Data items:
==*==
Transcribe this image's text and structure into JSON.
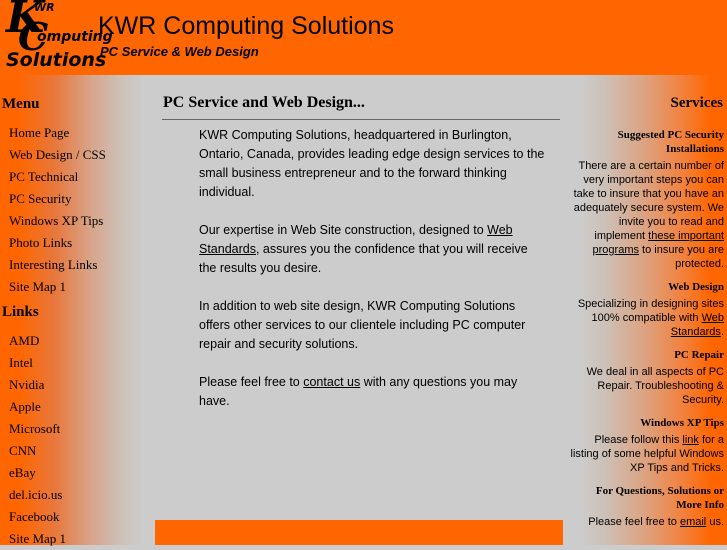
{
  "header": {
    "logo": {
      "k": "K",
      "wr": "WR",
      "c": "C",
      "omputing": "omputing",
      "solutions": "Solutions"
    },
    "title": "KWR Computing Solutions",
    "subtitle": "PC Service & Web Design"
  },
  "colors": {
    "accent_orange": "#ff6600",
    "page_gray": "#cccccc",
    "text_black": "#000000",
    "rule_gray": "#666666"
  },
  "sidebar_left": {
    "menu_heading": "Menu",
    "menu_items": [
      {
        "label": "Home Page"
      },
      {
        "label": "Web Design / CSS"
      },
      {
        "label": "PC Technical"
      },
      {
        "label": "PC Security"
      },
      {
        "label": "Windows XP Tips"
      },
      {
        "label": "Photo Links"
      },
      {
        "label": "Interesting Links"
      },
      {
        "label": "Site Map 1"
      }
    ],
    "links_heading": "Links",
    "links_items": [
      {
        "label": "AMD"
      },
      {
        "label": "Intel"
      },
      {
        "label": "Nvidia"
      },
      {
        "label": "Apple"
      },
      {
        "label": "Microsoft"
      },
      {
        "label": "CNN"
      },
      {
        "label": "eBay"
      },
      {
        "label": "del.icio.us"
      },
      {
        "label": "Facebook"
      },
      {
        "label": "Site Map 1"
      }
    ]
  },
  "main": {
    "heading": "PC Service and Web Design...",
    "paragraph1": "KWR Computing Solutions, headquartered in Burlington, Ontario, Canada, provides leading edge design services to the small business entrepreneur and to the forward thinking individual.",
    "paragraph2_pre": "Our expertise in Web Site construction, designed to ",
    "paragraph2_link": "Web Standards",
    "paragraph2_post": ", assures you the confidence that you will receive the results you desire.",
    "paragraph3": "In addition to web site design, KWR Computing Solutions offers other services to our clientele including PC computer repair and security solutions.",
    "paragraph4_pre": "Please feel free to ",
    "paragraph4_link": "contact us",
    "paragraph4_post": " with any questions you may have."
  },
  "sidebar_right": {
    "heading": "Services",
    "sections": [
      {
        "title": "Suggested PC Security Installations",
        "text_pre": "There are a certain number of very important steps you can take to insure that you have an adequately secure system. We invite you to read and implement ",
        "link": "these important programs",
        "text_post": " to insure you are protected."
      },
      {
        "title": "Web Design",
        "text_pre": "Specializing in designing sites 100% compatible with ",
        "link": "Web Standards",
        "text_post": "."
      },
      {
        "title": "PC Repair",
        "text_pre": "We deal in all aspects of PC Repair. Troubleshooting & Security.",
        "link": "",
        "text_post": ""
      },
      {
        "title": "Windows XP Tips",
        "text_pre": "Please follow this ",
        "link": "link",
        "text_post": " for a listing of some helpful Windows XP Tips and Tricks."
      },
      {
        "title": "For Questions, Solutions or More Info",
        "text_pre": "Please feel free to ",
        "link": "email",
        "text_post": " us."
      }
    ]
  }
}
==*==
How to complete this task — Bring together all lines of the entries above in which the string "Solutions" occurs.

Your response —
      "solutions": "Solutions"
    "title": "KWR Computing Solutions",
    "paragraph1": "KWR Computing Solutions, headquartered in Burlington, Ontario, Canada, provides leading edge design services to the small business entrepreneur and to the forward thinking individual.",
    "paragraph3": "In addition to web site design, KWR Computing Solutions offers other services to our clientele including PC computer repair and security solutions.",
        "title": "For Questions, Solutions or More Info",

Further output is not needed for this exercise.